Friday, March 20, 2009

Here Comes the Sun

Today, I attended a workshop entitled: Awakening the Soul of the Writer. Tomorrow, I'll hear Kathleen Norris speak. Then I'll stop at the outlet mall on the way home! It doesn't get much better than this...

When the brochure for this workshop crossed my desk, the title instantly hooked me. After Dad died, the words seemed to stop flowing. It was as if the writing balloon deflated in a heartbeat - or in the radical ceasing of his heartbeat. Writing became a chore, and I no longer had even an ounce of energy for it. In fits and starts, I jotted a phrase here and a thought there. Fleeting sentences were typed on the computer or written in what could only loosely be described as a journal. I wanted to write, but simply getting out of bed and facing the world became my central task for many months. Managing a chaotic estate, pastoring an anxious congregation, mothering and wife-ing, simply breathing...the foci changed. Survival mode.

In the past few weeks, the sun has begun to rise. I've experienced a new energy, a renewed sense of verve. The world and I have begun to re-engage, and it has felt great. I'm no longer simply going through the motions. Hope. Promise. These words have re-entered my clouded vocabulary.

Strangely enough, more transitions await me. Some of them will be heart wrenching, but nothing like the past 18 months. Some of them will be freeing, bringing new life and resurrected joy along for the ride. Some of them will represent a return to the land of the living, while others bring a renewed consciousness and engagement.

On the day Dad died, Chad commented on the irony of my shirt's proclamation: Life is Good. Today, with an awakened writer's soul, I can once again embrace that, yes, life is good.

1 comment:

miss plum said...

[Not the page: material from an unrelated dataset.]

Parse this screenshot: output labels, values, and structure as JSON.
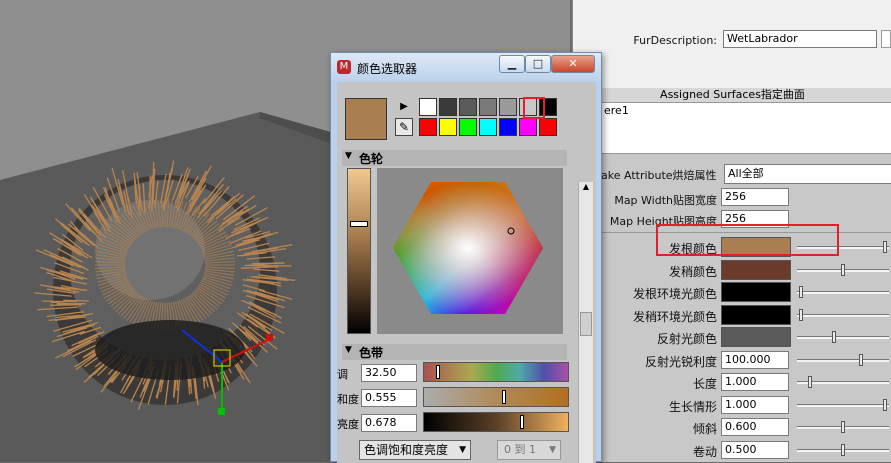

Funny how google works - i just attended a workshop on the myers-briggs thing - and i am coming up on the 1-year anniversary of my mom's death (april 9th). i googled ENFP and grief and found this blog. reading your posts, i am very struck by how similar grief feels - gradations of pain that might ebb and flow, but something to recognize in yours to mine. this is my blog:
i'll be checking on yours from time to time. christine